The newly released annual look at the digital world from online and mobile measurement firm comScore makes it quite clear that retailers better be ...
Despite jolly commercials and rosy sales predictions, unprecedented Web traffic and site outages are bringing out the inner-Grinch in some frustrated online consumers. Popular Web stores (www.toysrus.com) Toysrus.com, (www.kbtoys.com) Kbtoys.com, and even Internet workhorse (www.amazon.com) Amazon.com have all experienced several hours of site crashes or delays since the holiday season began in November.
One of the first lessons of Holiday 1999, according to (www.jup.com) Jupiter analyst Cormac Foster, is admitting to the public when there are problems. "By admitting failure when it happens," he says, "you build trust with users, which is tough to do online."
Although customers want a smooth shopping experience, with an unprecedented 20 million people online this year, that just isn't possible, Foster notes. While every site can expect to go down at one time or another, the important thing is to manage the crisis. "You need to fail gracefully," he says.
Foster cites Internet giant Amazon as a good example of "graceful failure" when its site was down for a few hours earlier this month. Amazon put up a sign on its site informing customers which areas were down, which were still up, and notified consumers when it was operational again.
Toysrus.com, on the other hand, did not fare so well during the traffic-overload delays it experienced in November.
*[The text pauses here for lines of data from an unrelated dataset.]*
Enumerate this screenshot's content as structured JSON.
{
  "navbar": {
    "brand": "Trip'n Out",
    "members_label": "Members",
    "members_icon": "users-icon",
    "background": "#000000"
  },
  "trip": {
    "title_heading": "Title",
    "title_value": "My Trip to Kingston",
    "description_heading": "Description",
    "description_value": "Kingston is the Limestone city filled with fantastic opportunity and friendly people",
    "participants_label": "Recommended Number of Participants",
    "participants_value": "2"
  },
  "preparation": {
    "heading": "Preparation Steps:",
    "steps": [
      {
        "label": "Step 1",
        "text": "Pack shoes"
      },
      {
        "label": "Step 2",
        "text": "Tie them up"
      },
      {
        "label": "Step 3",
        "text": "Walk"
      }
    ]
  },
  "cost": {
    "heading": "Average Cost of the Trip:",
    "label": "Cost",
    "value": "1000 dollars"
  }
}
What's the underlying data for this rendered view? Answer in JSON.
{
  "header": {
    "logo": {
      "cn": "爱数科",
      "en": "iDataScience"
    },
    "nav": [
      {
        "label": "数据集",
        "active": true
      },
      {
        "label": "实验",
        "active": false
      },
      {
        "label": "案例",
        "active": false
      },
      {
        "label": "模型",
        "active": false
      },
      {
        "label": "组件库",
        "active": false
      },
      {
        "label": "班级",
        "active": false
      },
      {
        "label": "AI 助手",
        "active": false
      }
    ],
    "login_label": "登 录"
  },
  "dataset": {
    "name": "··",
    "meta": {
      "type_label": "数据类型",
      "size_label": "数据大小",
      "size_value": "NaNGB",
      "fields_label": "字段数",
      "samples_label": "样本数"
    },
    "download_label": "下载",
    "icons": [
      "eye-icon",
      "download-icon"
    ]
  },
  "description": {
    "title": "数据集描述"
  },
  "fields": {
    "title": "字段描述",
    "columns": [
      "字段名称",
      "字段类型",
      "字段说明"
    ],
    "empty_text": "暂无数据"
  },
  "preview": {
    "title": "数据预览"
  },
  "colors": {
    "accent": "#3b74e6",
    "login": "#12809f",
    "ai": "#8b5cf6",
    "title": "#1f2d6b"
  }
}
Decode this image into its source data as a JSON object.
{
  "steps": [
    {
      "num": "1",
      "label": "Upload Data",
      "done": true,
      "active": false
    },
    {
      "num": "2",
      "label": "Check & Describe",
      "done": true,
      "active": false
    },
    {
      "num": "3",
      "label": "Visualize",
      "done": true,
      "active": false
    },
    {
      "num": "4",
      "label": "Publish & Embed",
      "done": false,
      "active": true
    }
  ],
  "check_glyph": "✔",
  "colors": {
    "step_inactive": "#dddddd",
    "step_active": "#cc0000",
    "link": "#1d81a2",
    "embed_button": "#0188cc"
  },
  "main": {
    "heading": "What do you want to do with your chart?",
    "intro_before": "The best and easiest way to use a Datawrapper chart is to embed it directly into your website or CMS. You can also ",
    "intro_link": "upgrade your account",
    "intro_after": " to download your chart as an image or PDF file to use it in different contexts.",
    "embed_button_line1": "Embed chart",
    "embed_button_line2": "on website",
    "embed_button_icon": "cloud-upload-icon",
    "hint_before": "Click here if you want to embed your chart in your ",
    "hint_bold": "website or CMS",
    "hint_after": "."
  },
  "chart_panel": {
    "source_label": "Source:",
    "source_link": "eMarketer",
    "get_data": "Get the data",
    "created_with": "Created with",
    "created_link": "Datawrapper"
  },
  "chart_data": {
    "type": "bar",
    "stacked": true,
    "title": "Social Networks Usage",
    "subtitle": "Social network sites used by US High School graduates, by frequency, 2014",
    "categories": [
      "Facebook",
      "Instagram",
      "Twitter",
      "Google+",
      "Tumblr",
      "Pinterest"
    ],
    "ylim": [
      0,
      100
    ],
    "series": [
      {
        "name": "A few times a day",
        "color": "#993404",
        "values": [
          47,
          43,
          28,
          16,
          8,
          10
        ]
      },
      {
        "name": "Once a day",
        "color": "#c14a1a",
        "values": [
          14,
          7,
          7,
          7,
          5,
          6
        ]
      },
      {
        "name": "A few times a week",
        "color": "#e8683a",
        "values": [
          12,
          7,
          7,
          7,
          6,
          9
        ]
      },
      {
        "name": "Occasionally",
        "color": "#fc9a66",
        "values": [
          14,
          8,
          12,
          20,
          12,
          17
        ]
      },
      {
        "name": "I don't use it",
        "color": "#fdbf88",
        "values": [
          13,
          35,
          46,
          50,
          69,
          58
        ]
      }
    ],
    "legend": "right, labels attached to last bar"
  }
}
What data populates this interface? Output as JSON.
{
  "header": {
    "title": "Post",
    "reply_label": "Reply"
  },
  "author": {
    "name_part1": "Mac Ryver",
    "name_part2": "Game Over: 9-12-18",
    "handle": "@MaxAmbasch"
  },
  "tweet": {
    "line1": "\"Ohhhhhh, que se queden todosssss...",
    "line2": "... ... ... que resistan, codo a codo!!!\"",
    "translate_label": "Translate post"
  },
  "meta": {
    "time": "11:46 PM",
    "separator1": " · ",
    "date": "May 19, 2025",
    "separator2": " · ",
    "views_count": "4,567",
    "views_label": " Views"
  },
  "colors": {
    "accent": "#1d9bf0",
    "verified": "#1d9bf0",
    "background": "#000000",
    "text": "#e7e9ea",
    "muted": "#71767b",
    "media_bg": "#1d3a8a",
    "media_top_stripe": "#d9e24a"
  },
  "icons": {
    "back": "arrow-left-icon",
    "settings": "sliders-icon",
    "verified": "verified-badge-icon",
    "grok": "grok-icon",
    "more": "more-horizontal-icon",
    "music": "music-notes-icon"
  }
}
Offering no apologies or admission of failure, Toysrus.com simply posted a picture of its mascot, Jeffrey Giraffe exclaiming, "Wow!" over the traffic volume and asked customer to come back later.
But Foster adds that some site problems go beyond heavy traffic. "A disproportionate amount of money gets spent on advertising, instead of the flip side of site performance--customer service," he says. Companies compound the problem when customer service is understaffed and only an email address is provided as a means of communication.
Web stores need to be honest with the public when they experience problems, even though negative publicity may make them reluctant to do so, Foster says. "If your site keeps crashing and you don't talk about it, someone else will," he says.